Chicago Board of Ethics
New rules requiring nonprofit organizations to register as lobbyists are set to take effect July 1 after a delay of nearly four years.
The board’s ruling could also complicate efforts to hold public officials or candidates responsible for other kinds of violations, unless the City Council acts to change the law, sources told WTTW News.
Michael Dorf, former Mayor Lori Lightfoot’s attorney, said the board’s decision “avoided setting a dangerous precedent.”
The probe by the Civilian Office of Police Accountability concluded that two Chicago Police lieutenants “may have directed an improper campaign of harassment” against Pete Czosnyka “in retaliation for the exercise of his First Amendment rights.”
Inspector General Deborah Witzburg’s determination that Gardiner violated the city’s Governmental Ethics Ordinance is the “first-ever finding of probable cause in an inspector general ethics investigation of a sitting member of City Council,” officials said.
Benjamin George, a construction worker, said his life was upended on Aug. 19, 2019, when he stopped at a 7-Eleven store in Jefferson Park and mistakenly picked up a cell phone left on the checkout counter that did not belong to him.
“The record is clear that Gardiner engaged in both content-based and speaker-based restrictions on his Facebook page, according to the ruling from U.S. District Court Judge Sharon Johnson Coleman. The Court thus finds Gardiner in violation of the First Amendment.”
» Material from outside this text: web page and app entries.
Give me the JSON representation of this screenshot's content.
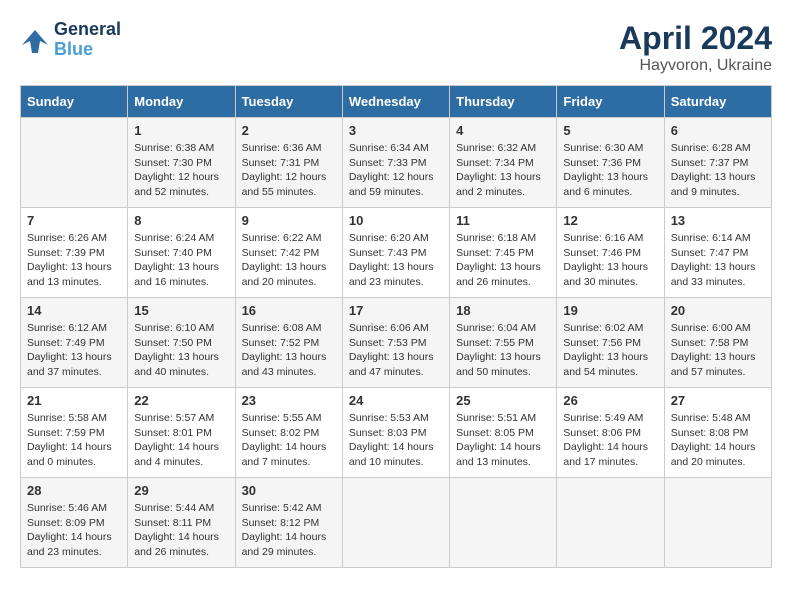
{
  "logo": {
    "line1": "General",
    "line2": "Blue"
  },
  "title": "April 2024",
  "location": "Hayvoron, Ukraine",
  "days_header": [
    "Sunday",
    "Monday",
    "Tuesday",
    "Wednesday",
    "Thursday",
    "Friday",
    "Saturday"
  ],
  "weeks": [
    [
      {
        "day": "",
        "info": ""
      },
      {
        "day": "1",
        "info": "Sunrise: 6:38 AM\nSunset: 7:30 PM\nDaylight: 12 hours\nand 52 minutes."
      },
      {
        "day": "2",
        "info": "Sunrise: 6:36 AM\nSunset: 7:31 PM\nDaylight: 12 hours\nand 55 minutes."
      },
      {
        "day": "3",
        "info": "Sunrise: 6:34 AM\nSunset: 7:33 PM\nDaylight: 12 hours\nand 59 minutes."
      },
      {
        "day": "4",
        "info": "Sunrise: 6:32 AM\nSunset: 7:34 PM\nDaylight: 13 hours\nand 2 minutes."
      },
      {
        "day": "5",
        "info": "Sunrise: 6:30 AM\nSunset: 7:36 PM\nDaylight: 13 hours\nand 6 minutes."
      },
      {
        "day": "6",
        "info": "Sunrise: 6:28 AM\nSunset: 7:37 PM\nDaylight: 13 hours\nand 9 minutes."
      }
    ],
    [
      {
        "day": "7",
        "info": "Sunrise: 6:26 AM\nSunset: 7:39 PM\nDaylight: 13 hours\nand 13 minutes."
      },
      {
        "day": "8",
        "info": "Sunrise: 6:24 AM\nSunset: 7:40 PM\nDaylight: 13 hours\nand 16 minutes."
      },
      {
        "day": "9",
        "info": "Sunrise: 6:22 AM\nSunset: 7:42 PM\nDaylight: 13 hours\nand 20 minutes."
      },
      {
        "day": "10",
        "info": "Sunrise: 6:20 AM\nSunset: 7:43 PM\nDaylight: 13 hours\nand 23 minutes."
      },
      {
        "day": "11",
        "info": "Sunrise: 6:18 AM\nSunset: 7:45 PM\nDaylight: 13 hours\nand 26 minutes."
      },
      {
        "day": "12",
        "info": "Sunrise: 6:16 AM\nSunset: 7:46 PM\nDaylight: 13 hours\nand 30 minutes."
      },
      {
        "day": "13",
        "info": "Sunrise: 6:14 AM\nSunset: 7:47 PM\nDaylight: 13 hours\nand 33 minutes."
      }
    ],
    [
      {
        "day": "14",
        "info": "Sunrise: 6:12 AM\nSunset: 7:49 PM\nDaylight: 13 hours\nand 37 minutes."
      },
      {
        "day": "15",
        "info": "Sunrise: 6:10 AM\nSunset: 7:50 PM\nDaylight: 13 hours\nand 40 minutes."
      },
      {
        "day": "16",
        "info": "Sunrise: 6:08 AM\nSunset: 7:52 PM\nDaylight: 13 hours\nand 43 minutes."
      },
      {
        "day": "17",
        "info": "Sunrise: 6:06 AM\nSunset: 7:53 PM\nDaylight: 13 hours\nand 47 minutes."
      },
      {
        "day": "18",
        "info": "Sunrise: 6:04 AM\nSunset: 7:55 PM\nDaylight: 13 hours\nand 50 minutes."
      },
      {
        "day": "19",
        "info": "Sunrise: 6:02 AM\nSunset: 7:56 PM\nDaylight: 13 hours\nand 54 minutes."
      },
      {
        "day": "20",
        "info": "Sunrise: 6:00 AM\nSunset: 7:58 PM\nDaylight: 13 hours\nand 57 minutes."
      }
    ],
    [
      {
        "day": "21",
        "info": "Sunrise: 5:58 AM\nSunset: 7:59 PM\nDaylight: 14 hours\nand 0 minutes."
      },
      {
        "day": "22",
        "info": "Sunrise: 5:57 AM\nSunset: 8:01 PM\nDaylight: 14 hours\nand 4 minutes."
      },
      {
        "day": "23",
        "info": "Sunrise: 5:55 AM\nSunset: 8:02 PM\nDaylight: 14 hours\nand 7 minutes."
      },
      {
        "day": "24",
        "info": "Sunrise: 5:53 AM\nSunset: 8:03 PM\nDaylight: 14 hours\nand 10 minutes."
      },
      {
        "day": "25",
        "info": "Sunrise: 5:51 AM\nSunset: 8:05 PM\nDaylight: 14 hours\nand 13 minutes."
      },
      {
        "day": "26",
        "info": "Sunrise: 5:49 AM\nSunset: 8:06 PM\nDaylight: 14 hours\nand 17 minutes."
      },
      {
        "day": "27",
        "info": "Sunrise: 5:48 AM\nSunset: 8:08 PM\nDaylight: 14 hours\nand 20 minutes."
      }
    ],
    [
      {
        "day": "28",
        "info": "Sunrise: 5:46 AM\nSunset: 8:09 PM\nDaylight: 14 hours\nand 23 minutes."
      },
      {
        "day": "29",
        "info": "Sunrise: 5:44 AM\nSunset: 8:11 PM\nDaylight: 14 hours\nand 26 minutes."
      },
      {
        "day": "30",
        "info": "Sunrise: 5:42 AM\nSunset: 8:12 PM\nDaylight: 14 hours\nand 29 minutes."
      },
      {
        "day": "",
        "info": ""
      },
      {
        "day": "",
        "info": ""
      },
      {
        "day": "",
        "info": ""
      },
      {
        "day": "",
        "info": ""
      }
    ]
  ]
}
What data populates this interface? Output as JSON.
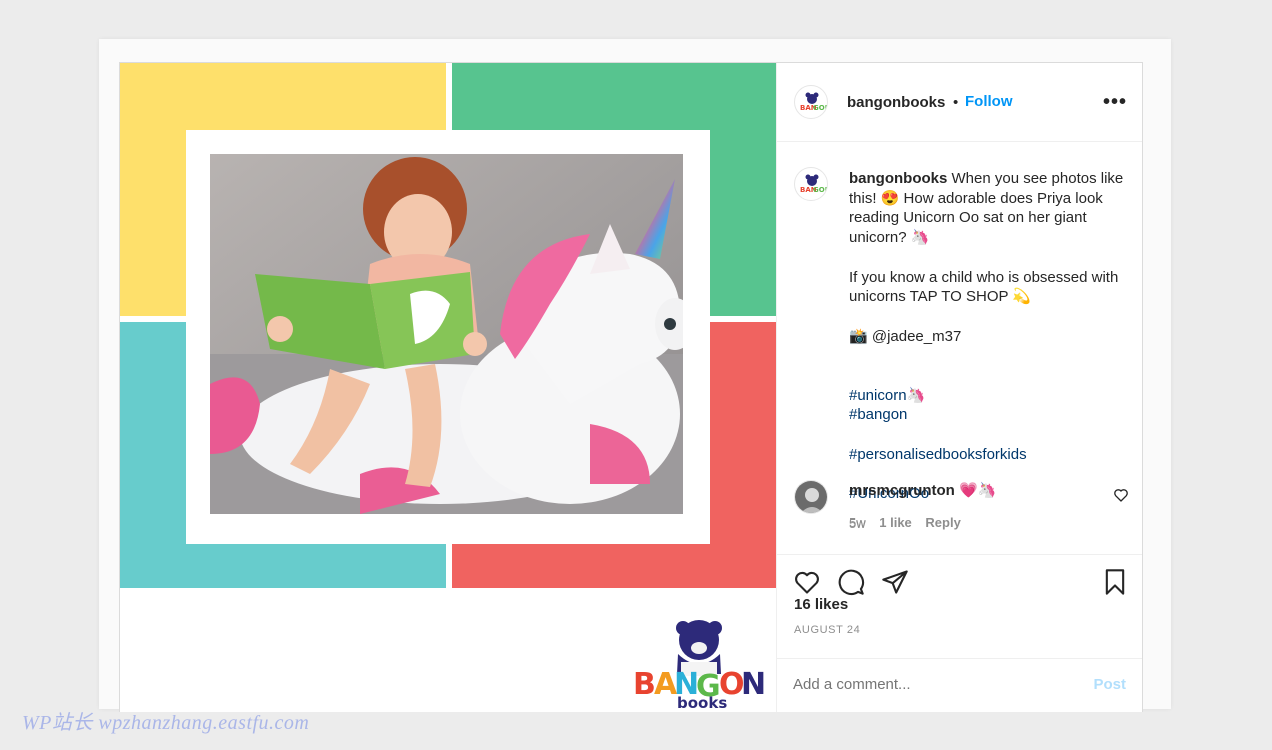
{
  "post": {
    "username": "bangonbooks",
    "follow_label": "Follow",
    "separator": "•",
    "more_label": "•••"
  },
  "caption": {
    "username": "bangonbooks",
    "line1": "When you see photos like this! 😍 How adorable does Priya look reading Unicorn Oo sat on her giant unicorn? 🦄",
    "line2": "If you know a child who is obsessed with unicorns TAP TO SHOP 💫",
    "credit": "📸 @jadee_m37",
    "hashtag1": "#unicorn🦄",
    "hashtag2": "#bangon",
    "hashtag3": "#personalisedbooksforkids",
    "hashtag4": "#UnicornOo",
    "time": "5w"
  },
  "comment": {
    "username": "mrsmcgrunton",
    "text": "💗🦄",
    "time": "5w",
    "likes": "1 like",
    "reply": "Reply"
  },
  "actions": {
    "likes": "16 likes",
    "date": "AUGUST 24"
  },
  "add_comment": {
    "placeholder": "Add a comment...",
    "post_label": "Post"
  },
  "logo": {
    "brand_top": "BANGON",
    "brand_bottom": "books"
  },
  "watermark": "WP站长 wpzhanzhang.eastfu.com",
  "colors": {
    "yellow": "#fee06b",
    "green": "#57c48f",
    "teal": "#67cccc",
    "red": "#f06360",
    "link_blue": "#0095f6",
    "hashtag": "#00376b"
  }
}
Djavan Conway, who served as an intergovernmental affairs advisor on Johnson’s transition leadership team, acknowledged he failed to terminate his registration as a City Hall lobbyist in January 2021, according to the settlement agreement he reached with the Chicago Board of Ethics.
Chicago Board of Ethics Chair William Conlon said the settlement was “in the best interest of everyone,” while former Ald. Howard Brookins said he had been vindicated.
The former mayor failed to uphold her fiduciary duty to the city, misused city property by identifying herself in campaign emails as the mayor of Chicago and solicited campaign contributions from employees she supervised, according to the city’s watchdog.
Ald. Jim Gardiner (45th Ward) could face a $40,000 fine for violating the city's ethics ordinance.
The Chicago Board of Ethics determined all of the violations of the city’s Ethics Ordinance were minor in nature, which will mean the candidates will be admonished in condfidential letters from the board — but not fined.
No rules require city officials to stream meetings online or allow members of the public to weigh in virtually, either by Zoom or by phone – putting at risk Chicagoans’ ability to keep tabs on their government with a simple click of a button.
Carmen Rossi, who also owns several Chicago nightclubs and holds the liquor license for the Lollapalooza music festival, lobbied the city on behalf of his firm, Chicago Parking Solutions, LLC, even though Rossi was not registered to lobby for the firm, according to a settlement agreement.
The nine enforcement actions – an unprecedented number for the board to take at a single meeting – were approved at a special meeting of the Chicago Board of Ethics approximately two weeks after Chair William Conlon sent a warning to all candidates: Do not use images of uniformed Chicago police officers, firefighters or city personnel in campaign advertisements.